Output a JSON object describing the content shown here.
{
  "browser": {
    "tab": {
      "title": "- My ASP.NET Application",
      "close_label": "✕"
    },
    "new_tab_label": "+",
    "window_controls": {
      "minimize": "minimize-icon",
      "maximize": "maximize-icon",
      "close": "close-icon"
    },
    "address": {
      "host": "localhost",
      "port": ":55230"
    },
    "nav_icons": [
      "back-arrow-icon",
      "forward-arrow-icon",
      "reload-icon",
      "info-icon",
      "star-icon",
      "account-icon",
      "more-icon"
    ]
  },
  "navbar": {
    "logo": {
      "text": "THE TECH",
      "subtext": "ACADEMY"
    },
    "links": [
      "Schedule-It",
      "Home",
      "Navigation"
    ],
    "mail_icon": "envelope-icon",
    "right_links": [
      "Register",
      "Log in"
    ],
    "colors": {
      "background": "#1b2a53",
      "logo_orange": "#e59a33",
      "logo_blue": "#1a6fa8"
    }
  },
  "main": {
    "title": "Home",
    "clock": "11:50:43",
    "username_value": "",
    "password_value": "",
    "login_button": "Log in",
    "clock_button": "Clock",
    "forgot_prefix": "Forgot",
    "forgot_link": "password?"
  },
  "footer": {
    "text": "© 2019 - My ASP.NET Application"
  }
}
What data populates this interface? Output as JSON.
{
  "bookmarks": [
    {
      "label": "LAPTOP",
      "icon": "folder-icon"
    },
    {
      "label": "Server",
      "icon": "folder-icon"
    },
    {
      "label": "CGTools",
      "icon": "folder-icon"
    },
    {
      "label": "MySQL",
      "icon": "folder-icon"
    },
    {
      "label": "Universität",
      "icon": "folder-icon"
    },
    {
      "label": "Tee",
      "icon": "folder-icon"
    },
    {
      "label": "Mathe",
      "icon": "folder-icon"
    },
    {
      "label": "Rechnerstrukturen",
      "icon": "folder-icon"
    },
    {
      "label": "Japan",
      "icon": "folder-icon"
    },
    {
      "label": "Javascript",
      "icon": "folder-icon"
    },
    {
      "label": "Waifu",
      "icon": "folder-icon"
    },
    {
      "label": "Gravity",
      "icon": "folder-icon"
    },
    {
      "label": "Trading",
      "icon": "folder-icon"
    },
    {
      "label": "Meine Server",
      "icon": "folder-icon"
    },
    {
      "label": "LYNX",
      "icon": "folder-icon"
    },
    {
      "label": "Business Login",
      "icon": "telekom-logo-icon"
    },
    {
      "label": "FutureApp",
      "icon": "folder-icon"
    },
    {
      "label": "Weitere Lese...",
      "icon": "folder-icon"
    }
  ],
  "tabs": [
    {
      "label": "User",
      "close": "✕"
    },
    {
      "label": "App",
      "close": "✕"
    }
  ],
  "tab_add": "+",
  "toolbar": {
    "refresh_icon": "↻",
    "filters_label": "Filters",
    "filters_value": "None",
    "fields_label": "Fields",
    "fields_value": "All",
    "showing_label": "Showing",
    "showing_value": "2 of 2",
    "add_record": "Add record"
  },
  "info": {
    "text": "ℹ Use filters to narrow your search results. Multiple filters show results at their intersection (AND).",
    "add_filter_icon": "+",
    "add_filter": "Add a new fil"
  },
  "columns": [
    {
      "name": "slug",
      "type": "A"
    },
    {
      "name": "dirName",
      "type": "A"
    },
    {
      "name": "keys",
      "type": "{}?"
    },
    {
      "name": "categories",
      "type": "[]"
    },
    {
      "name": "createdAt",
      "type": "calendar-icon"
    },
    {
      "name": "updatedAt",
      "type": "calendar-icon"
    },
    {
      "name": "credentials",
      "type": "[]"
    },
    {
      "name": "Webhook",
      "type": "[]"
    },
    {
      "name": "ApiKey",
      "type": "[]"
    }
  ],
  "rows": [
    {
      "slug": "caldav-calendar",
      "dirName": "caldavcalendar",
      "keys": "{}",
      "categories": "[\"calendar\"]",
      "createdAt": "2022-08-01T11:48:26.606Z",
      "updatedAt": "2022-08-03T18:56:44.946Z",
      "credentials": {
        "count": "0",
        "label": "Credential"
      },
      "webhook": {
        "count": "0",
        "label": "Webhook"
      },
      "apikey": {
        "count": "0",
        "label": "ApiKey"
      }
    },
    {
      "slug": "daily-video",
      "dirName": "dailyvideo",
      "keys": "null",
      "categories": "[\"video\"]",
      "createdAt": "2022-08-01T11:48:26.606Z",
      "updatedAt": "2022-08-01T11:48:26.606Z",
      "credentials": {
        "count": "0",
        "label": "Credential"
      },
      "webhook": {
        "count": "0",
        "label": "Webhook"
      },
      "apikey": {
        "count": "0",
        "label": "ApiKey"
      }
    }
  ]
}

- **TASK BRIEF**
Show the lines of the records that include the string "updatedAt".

- **TASK SOLUTION**
      "name": "updatedAt",
      "updatedAt": "2022-08-03T18:56:44.946Z",
      "updatedAt": "2022-08-01T11:48:26.606Z",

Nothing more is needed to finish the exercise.